J. S. Deakyne1 and A. V. Mazin1,2*

1Department of Biochemistry and Molecular Biology, Drexel University College of Medicine, 245 N 15th Street, MS 497, NCB, Room 10103, Philadelphia, Pennsylvania 19102, USA; fax: 215-762-4452; E-mail: amazin@drexelmed.edu

2Institute of Cytology and Genetics, Siberian Branch of the Russian Academy of Sciences, 630090 Novosibirsk, Russia

* To whom correspondence should be addressed.

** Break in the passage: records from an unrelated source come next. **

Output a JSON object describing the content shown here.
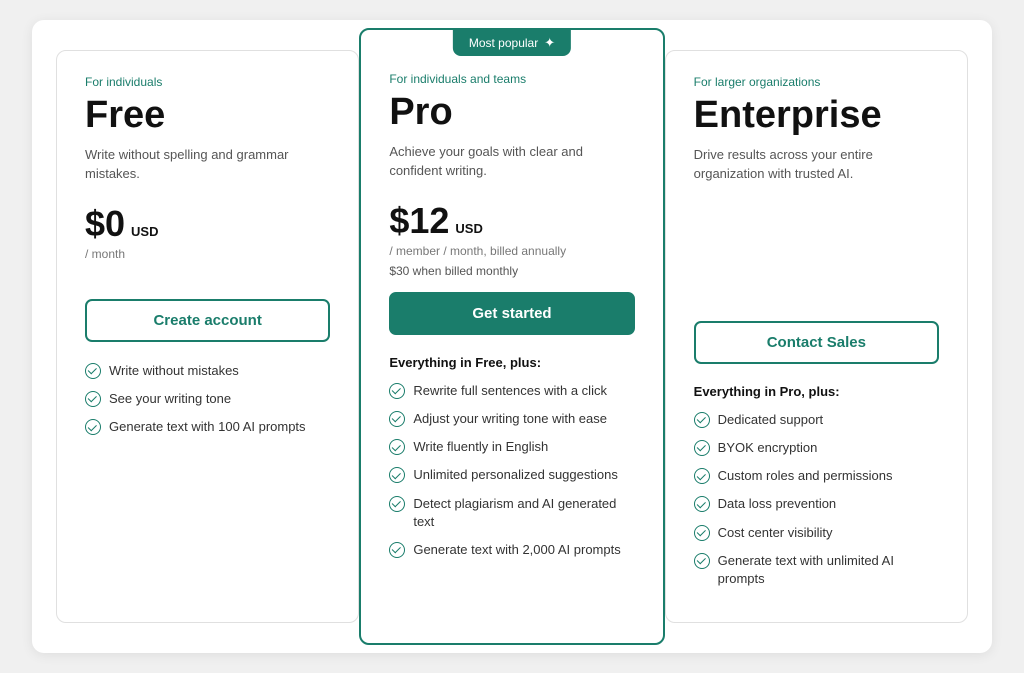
{
  "plans": [
    {
      "id": "free",
      "audience": "For individuals",
      "name": "Free",
      "description": "Write without spelling and grammar mistakes.",
      "price": "$0",
      "price_usd": "USD",
      "period": "/ month",
      "monthly_note": null,
      "button_label": "Create account",
      "button_type": "outline",
      "features_header": null,
      "features": [
        "Write without mistakes",
        "See your writing tone",
        "Generate text with 100 AI prompts"
      ]
    },
    {
      "id": "pro",
      "audience": "For individuals and teams",
      "name": "Pro",
      "description": "Achieve your goals with clear and confident writing.",
      "price": "$12",
      "price_usd": "USD",
      "period": "/ member / month, billed annually",
      "monthly_note": "$30 when billed monthly",
      "button_label": "Get started",
      "button_type": "solid",
      "most_popular": "Most popular",
      "features_header": "Everything in Free, plus:",
      "features": [
        "Rewrite full sentences with a click",
        "Adjust your writing tone with ease",
        "Write fluently in English",
        "Unlimited personalized suggestions",
        "Detect plagiarism and AI generated text",
        "Generate text with 2,000 AI prompts"
      ]
    },
    {
      "id": "enterprise",
      "audience": "For larger organizations",
      "name": "Enterprise",
      "description": "Drive results across your entire organization with trusted AI.",
      "price": null,
      "price_usd": null,
      "period": null,
      "monthly_note": null,
      "button_label": "Contact Sales",
      "button_type": "outline",
      "features_header": "Everything in Pro, plus:",
      "features": [
        "Dedicated support",
        "BYOK encryption",
        "Custom roles and permissions",
        "Data loss prevention",
        "Cost center visibility",
        "Generate text with unlimited AI prompts"
      ]
    }
  ]
}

Received August 26, 2010; Revision received September 27, 2010
Fanconi anemia (FA) is an autosomal disorder that causes genome instability. FA patients suffer developmental abnormalities, early-onset bone marrow failure, and a predisposition to cancer. The disease is manifested by defects in DNA repair, hypersensitivity to DNA crosslinking agents, and a high degree of chromosomal aberrations. The FA pathway comprises 13 disease-causing genes involved in maintaining genomic stability. The fast pace of study of the novel DNA damage network has led to the constant discovery of new FA-like genes involved in the pathway that when mutated lead to similar disorders. A majority of the FA proteins act as signal transducers and scaffolding proteins to employ other pathways to repair DNA. This review discusses what is known about the FA proteins and other recently linked FA-like proteins. The goal is to clarify how the proteins work together to carry out interstrand crosslink repair and homologous recombination-mediated repair of damaged DNA.
KEY WORDS: Fanconi anemia, DNA damage response, homologous recombination, DNA crosslinks, Holliday junctions, BRCA1, BRCA2, DNA double-strand break repair

DOI: 10.1134/S0006297911010068